Task:
The word "上证指数" occurs in some of the lines below; copy each of those lines.
Segment Start: Data for the task
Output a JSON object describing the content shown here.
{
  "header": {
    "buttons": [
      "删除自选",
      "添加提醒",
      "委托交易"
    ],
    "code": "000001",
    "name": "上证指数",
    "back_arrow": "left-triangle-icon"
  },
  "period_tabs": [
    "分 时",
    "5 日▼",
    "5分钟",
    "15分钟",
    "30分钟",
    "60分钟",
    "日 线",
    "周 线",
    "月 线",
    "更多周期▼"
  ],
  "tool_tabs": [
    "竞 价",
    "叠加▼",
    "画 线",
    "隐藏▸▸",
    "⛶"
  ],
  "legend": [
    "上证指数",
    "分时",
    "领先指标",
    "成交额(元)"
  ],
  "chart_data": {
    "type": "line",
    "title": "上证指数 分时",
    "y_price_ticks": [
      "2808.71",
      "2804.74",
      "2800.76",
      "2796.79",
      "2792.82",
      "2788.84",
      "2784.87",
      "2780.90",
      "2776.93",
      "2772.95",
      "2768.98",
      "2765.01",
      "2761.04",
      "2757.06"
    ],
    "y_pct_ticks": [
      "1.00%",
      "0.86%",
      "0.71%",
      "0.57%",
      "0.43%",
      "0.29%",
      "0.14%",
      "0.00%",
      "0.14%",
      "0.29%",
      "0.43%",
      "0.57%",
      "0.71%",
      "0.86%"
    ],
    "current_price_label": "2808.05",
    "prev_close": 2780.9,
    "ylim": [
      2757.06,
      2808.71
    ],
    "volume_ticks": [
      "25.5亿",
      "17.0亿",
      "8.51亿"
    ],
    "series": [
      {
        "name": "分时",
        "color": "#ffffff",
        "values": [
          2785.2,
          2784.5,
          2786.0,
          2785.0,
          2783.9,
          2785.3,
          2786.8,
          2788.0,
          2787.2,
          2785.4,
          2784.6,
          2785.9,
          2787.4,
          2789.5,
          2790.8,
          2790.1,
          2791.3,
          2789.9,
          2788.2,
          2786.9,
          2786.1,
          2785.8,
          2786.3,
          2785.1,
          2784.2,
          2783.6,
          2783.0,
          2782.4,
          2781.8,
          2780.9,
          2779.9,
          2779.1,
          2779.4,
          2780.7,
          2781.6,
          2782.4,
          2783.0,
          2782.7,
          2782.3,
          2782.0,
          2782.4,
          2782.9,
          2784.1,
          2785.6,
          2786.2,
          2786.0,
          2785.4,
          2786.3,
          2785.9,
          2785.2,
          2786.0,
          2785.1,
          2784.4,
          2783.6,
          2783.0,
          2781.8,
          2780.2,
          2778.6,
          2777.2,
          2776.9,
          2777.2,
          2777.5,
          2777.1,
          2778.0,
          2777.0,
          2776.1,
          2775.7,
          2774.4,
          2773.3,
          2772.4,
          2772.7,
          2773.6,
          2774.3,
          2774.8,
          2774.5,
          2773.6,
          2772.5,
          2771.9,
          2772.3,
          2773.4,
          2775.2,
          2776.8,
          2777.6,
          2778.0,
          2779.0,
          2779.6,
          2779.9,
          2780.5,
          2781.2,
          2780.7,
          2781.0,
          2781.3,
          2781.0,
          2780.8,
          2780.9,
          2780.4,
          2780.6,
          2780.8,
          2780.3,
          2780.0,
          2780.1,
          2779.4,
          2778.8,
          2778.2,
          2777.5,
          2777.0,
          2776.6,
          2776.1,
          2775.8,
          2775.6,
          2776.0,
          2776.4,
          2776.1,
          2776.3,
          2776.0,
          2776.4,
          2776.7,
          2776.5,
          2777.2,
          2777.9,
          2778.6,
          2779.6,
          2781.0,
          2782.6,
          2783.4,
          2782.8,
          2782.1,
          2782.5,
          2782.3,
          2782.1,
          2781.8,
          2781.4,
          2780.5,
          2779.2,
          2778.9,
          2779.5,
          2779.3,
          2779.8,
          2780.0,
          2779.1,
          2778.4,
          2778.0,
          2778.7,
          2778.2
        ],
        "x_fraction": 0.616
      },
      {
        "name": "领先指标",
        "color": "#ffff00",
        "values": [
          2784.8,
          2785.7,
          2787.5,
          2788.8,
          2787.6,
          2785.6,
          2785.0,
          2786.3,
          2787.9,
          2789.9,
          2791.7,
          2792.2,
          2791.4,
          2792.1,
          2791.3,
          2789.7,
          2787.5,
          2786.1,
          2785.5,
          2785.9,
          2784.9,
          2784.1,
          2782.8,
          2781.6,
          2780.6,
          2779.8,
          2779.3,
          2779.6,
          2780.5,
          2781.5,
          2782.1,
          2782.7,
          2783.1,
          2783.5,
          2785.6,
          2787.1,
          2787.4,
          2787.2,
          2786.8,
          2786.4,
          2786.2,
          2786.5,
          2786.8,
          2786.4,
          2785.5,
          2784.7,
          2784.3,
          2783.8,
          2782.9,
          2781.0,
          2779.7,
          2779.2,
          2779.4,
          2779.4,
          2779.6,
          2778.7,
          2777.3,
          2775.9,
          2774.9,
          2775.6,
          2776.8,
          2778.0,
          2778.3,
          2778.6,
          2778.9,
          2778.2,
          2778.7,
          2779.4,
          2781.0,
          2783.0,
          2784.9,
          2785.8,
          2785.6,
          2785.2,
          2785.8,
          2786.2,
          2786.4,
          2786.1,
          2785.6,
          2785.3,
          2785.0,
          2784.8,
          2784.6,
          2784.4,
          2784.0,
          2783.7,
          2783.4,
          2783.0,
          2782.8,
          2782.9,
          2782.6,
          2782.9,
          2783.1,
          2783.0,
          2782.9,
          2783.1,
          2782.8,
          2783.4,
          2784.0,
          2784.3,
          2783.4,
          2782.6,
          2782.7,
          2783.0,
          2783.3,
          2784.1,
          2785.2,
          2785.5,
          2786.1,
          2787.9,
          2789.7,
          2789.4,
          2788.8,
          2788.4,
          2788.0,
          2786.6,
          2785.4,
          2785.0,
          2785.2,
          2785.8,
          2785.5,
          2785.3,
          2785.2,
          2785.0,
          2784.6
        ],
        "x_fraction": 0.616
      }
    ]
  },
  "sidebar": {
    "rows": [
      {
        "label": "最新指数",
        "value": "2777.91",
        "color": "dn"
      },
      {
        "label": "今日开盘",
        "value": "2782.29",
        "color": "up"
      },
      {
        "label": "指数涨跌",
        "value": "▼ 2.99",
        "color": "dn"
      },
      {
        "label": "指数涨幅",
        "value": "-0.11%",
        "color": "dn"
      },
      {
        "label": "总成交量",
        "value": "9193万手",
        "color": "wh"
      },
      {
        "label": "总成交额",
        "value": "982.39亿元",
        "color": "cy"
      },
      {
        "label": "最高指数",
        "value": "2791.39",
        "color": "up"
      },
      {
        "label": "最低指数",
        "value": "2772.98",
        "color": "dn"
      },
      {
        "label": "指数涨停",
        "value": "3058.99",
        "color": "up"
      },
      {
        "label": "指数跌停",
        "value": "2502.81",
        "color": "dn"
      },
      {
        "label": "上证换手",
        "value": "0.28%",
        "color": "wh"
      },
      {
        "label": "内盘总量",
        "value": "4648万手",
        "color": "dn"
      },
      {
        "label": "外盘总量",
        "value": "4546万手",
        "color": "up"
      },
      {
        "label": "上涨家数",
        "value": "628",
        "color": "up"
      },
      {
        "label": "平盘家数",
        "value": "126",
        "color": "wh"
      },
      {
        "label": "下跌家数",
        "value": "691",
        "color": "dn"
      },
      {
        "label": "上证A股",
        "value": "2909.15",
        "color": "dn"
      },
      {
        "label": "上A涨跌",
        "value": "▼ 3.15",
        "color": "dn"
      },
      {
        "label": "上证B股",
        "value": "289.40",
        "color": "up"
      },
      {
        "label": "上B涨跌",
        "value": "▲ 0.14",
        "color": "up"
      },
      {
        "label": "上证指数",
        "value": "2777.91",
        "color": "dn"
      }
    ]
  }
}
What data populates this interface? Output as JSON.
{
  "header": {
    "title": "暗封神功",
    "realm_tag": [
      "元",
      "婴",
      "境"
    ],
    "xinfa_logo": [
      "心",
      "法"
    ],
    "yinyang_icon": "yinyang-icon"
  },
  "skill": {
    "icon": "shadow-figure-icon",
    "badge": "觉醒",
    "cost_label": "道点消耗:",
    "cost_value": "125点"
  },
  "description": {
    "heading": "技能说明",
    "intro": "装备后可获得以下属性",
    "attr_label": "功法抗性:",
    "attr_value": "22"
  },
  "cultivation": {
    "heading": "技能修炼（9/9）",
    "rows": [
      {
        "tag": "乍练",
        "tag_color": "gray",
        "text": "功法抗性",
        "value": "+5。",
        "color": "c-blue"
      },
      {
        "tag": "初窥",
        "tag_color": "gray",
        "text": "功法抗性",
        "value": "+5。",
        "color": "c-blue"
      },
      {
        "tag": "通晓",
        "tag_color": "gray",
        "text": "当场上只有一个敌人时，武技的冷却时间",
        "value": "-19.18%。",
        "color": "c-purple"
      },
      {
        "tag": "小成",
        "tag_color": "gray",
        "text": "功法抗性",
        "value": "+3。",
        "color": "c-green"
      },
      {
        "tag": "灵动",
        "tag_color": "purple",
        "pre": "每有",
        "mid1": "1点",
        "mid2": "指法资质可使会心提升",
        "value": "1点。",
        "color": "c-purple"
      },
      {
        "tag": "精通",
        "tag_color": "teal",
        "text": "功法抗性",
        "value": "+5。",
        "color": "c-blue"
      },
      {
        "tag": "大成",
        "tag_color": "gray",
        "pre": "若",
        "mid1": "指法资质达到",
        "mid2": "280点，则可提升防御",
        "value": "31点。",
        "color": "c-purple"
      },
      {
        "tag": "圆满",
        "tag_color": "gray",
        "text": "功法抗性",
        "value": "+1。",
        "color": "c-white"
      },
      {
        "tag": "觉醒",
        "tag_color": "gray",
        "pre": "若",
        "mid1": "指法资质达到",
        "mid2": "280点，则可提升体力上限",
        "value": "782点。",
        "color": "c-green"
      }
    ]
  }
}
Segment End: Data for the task
Response to the exercise:
    "name": "上证指数",
    "上证指数",
    "title": "上证指数 分时",
        "label": "上证指数",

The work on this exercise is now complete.